- Communicate regularly, even daily, with family members of patients who have dementia or other cognitive impairment. This usually means calling the family.
- During initial and subsequent visits with a patient, shake hands or gently touch the patient in some way. Sit down and, while still sitting, conclude the conversation by asking if the patient has any questions and asking “Is there anything special I can do for you today?”
- Provide patients with a copy of their discharge summary. It can serve as a valuable education tool for the patient, their loved ones, visiting nurses, etc. Ideally, the summary should be transcribed on a stat basis, so it can be available for the nurse to give to the patient on the way out of the hospital. Alternatively, it could be mailed to the patient later.
- Track your ongoing satisfaction performance by regularly including available data from HCAHPS and/or other sources in the practice dashboard or report card.
- Ensure patients and their families are provided a copy of your group’s brochure. Brochures delivered to primary care offices rarely find their way into the hands of the patients, and often times are forgotten or misplaced by the time hospital care is needed. It usually is more effective to ensure hospital staff provides the brochure. This could be done via a standing protocol stating that a clerical person will provide all patients with a hospitalist as attending or consultant will get a copy. Or, ensure an order to this effect is written on every one of your patients. It’s best to do this via pre-printed order sets.
If you don’t have a group brochure, develop one. It should include the name of the group with a one- or two-line biography and photograph for each hospitalist (e.g., where they attended medical school and residency), and other key information about the practice. If you’d like a sample brochure, visit www.hospitalmedicine.org and search “sample brochure for hospitalist program.”
Each hospitalist in your group could carry business cards with the doctor’s picture next to their name and key info. One small study showed this enhanced patients’ ability to correctly identify their hospitalist and presumably increased their satisfaction, as well.
- Maximize hospitalist-patient continuity. Each group should adjust their work schedule to maximize continuity between patient and hospitalist while still providing a sustainable lifestyle. TH
Dr. Nelson has been a practicing hospitalist since 1988 and is co-founder and past president of SHM. He is a principal in Nelson/Flores Associates, a national hospitalist practice management consulting firm. He is part of the faculty for SHM’s “Best Practices in Managing a Hospital Medicine Program” course. This column represents his views and is not intended to reflect an official SHM position..

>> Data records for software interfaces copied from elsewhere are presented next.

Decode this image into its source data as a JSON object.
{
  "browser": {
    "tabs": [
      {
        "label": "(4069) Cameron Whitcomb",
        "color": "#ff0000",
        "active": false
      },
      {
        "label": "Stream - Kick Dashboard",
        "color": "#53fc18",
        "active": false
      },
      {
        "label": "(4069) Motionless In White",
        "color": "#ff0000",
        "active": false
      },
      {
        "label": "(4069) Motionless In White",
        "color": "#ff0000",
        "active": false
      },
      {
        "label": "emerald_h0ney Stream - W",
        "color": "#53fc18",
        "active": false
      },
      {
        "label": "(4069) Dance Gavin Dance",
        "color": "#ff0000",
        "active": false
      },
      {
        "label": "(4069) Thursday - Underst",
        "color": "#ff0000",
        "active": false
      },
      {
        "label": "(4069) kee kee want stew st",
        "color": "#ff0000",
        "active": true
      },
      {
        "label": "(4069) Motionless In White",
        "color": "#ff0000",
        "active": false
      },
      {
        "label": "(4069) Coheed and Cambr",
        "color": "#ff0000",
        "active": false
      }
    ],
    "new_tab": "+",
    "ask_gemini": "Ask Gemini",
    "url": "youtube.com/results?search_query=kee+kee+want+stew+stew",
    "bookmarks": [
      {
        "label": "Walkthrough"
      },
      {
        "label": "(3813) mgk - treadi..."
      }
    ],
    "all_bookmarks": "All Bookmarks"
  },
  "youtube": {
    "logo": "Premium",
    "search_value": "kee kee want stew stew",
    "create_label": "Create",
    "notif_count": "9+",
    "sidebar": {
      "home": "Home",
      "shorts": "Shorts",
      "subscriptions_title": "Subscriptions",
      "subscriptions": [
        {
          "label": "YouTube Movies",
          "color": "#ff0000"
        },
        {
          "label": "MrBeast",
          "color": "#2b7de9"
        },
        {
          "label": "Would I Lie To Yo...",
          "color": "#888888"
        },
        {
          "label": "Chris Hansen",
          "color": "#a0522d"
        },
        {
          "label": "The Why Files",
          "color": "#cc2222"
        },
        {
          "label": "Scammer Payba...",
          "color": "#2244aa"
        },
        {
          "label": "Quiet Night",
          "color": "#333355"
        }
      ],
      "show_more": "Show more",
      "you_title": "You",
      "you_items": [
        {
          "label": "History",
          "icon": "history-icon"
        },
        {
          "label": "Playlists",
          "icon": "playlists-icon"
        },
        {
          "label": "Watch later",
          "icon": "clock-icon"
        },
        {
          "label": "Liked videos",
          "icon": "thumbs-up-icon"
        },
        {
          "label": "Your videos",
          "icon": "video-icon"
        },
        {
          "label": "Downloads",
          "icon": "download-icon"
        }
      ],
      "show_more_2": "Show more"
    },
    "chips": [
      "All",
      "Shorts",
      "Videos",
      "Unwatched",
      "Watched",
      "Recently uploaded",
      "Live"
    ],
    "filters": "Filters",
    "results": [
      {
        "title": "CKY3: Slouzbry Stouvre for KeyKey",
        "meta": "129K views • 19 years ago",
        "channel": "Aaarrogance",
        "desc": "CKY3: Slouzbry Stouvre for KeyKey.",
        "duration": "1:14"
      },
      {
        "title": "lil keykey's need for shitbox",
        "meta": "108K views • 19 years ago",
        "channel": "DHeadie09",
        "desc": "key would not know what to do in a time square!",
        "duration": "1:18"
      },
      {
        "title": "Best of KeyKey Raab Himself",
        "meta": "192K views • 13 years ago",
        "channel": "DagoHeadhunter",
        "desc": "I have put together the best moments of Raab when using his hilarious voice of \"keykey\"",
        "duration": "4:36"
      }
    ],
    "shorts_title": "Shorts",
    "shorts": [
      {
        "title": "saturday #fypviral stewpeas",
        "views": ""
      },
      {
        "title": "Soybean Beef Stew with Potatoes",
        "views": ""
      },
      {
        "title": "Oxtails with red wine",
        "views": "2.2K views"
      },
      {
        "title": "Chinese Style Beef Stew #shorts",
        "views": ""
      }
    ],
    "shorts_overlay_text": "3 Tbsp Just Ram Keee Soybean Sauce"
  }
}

1. Vaughn T, Koepke M, Kroch E, et al. Engagement of leadership in quality improvement initiatives: executive quality improvement survey results. J Patient Saf. 2006;2(1):2-9.